The progress and timing of the operations, which started in the midst of the pandemic at the end of 2021, were affected by the discovery of a structural damage that required a major consolidation work, including the insertion of numerous chains, particularly in the areas damaged due to the explosions of 1944 and 1993. Nevertheless, something positive happened during the works, as were uncovered portions of the original Vasari floor and other 16th-century elements of the Vasari Corridor, such as large portions of the original terracotta, ancient plaster, and parts of stone masonry. These architectural findings, whose historical importance has been confirmed by archive data, made it necessary to plan and approve a variant of the project in order to preserve and leave visible these original elements.

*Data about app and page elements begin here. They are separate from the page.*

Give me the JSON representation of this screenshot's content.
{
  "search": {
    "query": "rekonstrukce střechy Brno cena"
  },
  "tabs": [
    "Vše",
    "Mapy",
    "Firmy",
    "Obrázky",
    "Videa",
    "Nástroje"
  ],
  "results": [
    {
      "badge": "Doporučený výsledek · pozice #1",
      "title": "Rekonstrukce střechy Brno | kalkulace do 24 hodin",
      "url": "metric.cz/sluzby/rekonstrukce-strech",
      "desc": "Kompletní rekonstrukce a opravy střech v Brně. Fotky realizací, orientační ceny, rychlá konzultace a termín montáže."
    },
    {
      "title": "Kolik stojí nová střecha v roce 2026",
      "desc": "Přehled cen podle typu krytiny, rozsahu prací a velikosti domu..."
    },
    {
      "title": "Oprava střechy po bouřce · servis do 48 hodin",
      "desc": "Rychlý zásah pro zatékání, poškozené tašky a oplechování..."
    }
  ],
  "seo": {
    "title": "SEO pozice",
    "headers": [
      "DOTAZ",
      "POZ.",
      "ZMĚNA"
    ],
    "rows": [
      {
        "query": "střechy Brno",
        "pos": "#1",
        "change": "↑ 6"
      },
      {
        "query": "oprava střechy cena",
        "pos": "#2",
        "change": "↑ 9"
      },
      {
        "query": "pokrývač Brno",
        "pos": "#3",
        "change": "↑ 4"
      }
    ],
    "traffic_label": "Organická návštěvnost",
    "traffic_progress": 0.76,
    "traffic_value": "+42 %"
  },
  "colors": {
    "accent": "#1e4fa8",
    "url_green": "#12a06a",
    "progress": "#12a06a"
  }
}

The work has now reached a point where it will soon be possible to put on display the pieces in the various sections of the Vasari Corridor.
VASARI CORRIDOR: FROM CLOSURE TO ONGOING WORK FOR REOPENING
2016: closure to the public by the Fire Brigade Command for safety reasons (no emergency exits and disabled accessibility)
2019: presentation of the adaptation and refurbishment project with a view to reopening to the general public
2020: launch of the public tender for the project with an approximate value of 10 million euros
End of 2021: start of refurbishment work.